:: BRIEF ::
Return, from the listing below, every line that includes "icon".
[THE DATA — start]
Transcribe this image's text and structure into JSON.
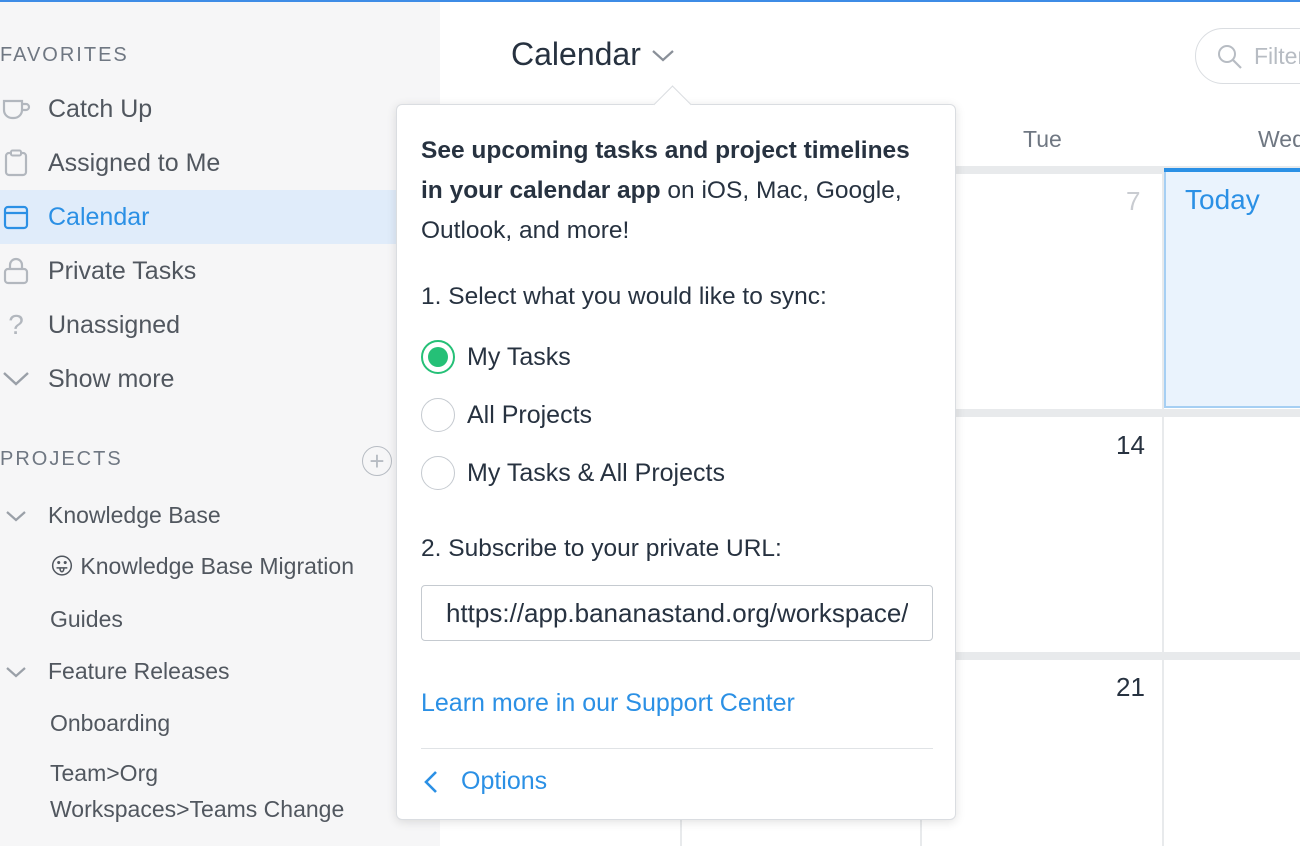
{
  "sidebar": {
    "favorites_title": "FAVORITES",
    "favorites": [
      {
        "label": "Catch Up",
        "icon": "coffee-cup-icon"
      },
      {
        "label": "Assigned to Me",
        "icon": "clipboard-icon"
      },
      {
        "label": "Calendar",
        "icon": "calendar-icon",
        "active": true
      },
      {
        "label": "Private Tasks",
        "icon": "lock-icon"
      },
      {
        "label": "Unassigned",
        "icon": "question-icon"
      },
      {
        "label": "Show more",
        "icon": "chevron-down-icon"
      }
    ],
    "projects_title": "PROJECTS",
    "projects": [
      {
        "label": "Knowledge Base",
        "expanded": true
      },
      {
        "label": "Knowledge Base Migration",
        "emoji": "😛"
      },
      {
        "label": "Guides"
      },
      {
        "label": "Feature Releases",
        "expanded": true
      },
      {
        "label": "Onboarding"
      },
      {
        "label": "Team>Org"
      },
      {
        "label": "Workspaces>Teams Change"
      }
    ]
  },
  "header": {
    "title": "Calendar",
    "filter_placeholder": "Filter"
  },
  "calendar": {
    "day_headers": [
      "Tue",
      "Wed"
    ],
    "today_label": "Today",
    "dates": [
      "7",
      "14",
      "21"
    ]
  },
  "popover": {
    "desc_bold": "See upcoming tasks and project timelines in your calendar app",
    "desc_rest": " on iOS, Mac, Google, Outlook, and more!",
    "step1": "1. Select what you would like to sync:",
    "options": [
      {
        "label": "My Tasks",
        "checked": true
      },
      {
        "label": "All Projects",
        "checked": false
      },
      {
        "label": "My Tasks & All Projects",
        "checked": false
      }
    ],
    "step2": "2. Subscribe to your private URL:",
    "url_value": "https://app.bananastand.org/workspace/calendar",
    "learn_more": "Learn more in our Support Center",
    "options_link": "Options"
  },
  "colors": {
    "accent": "#2b90e5",
    "check_green": "#25c077",
    "top_bar": "#3e8ce6"
  }
}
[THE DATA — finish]
:: OUTPUT FOR THIS EXERCISE ::
        "icon": "coffee-cup-icon"
        "icon": "clipboard-icon"
        "icon": "calendar-icon",
        "icon": "lock-icon"
        "icon": "question-icon"
        "icon": "chevron-down-icon"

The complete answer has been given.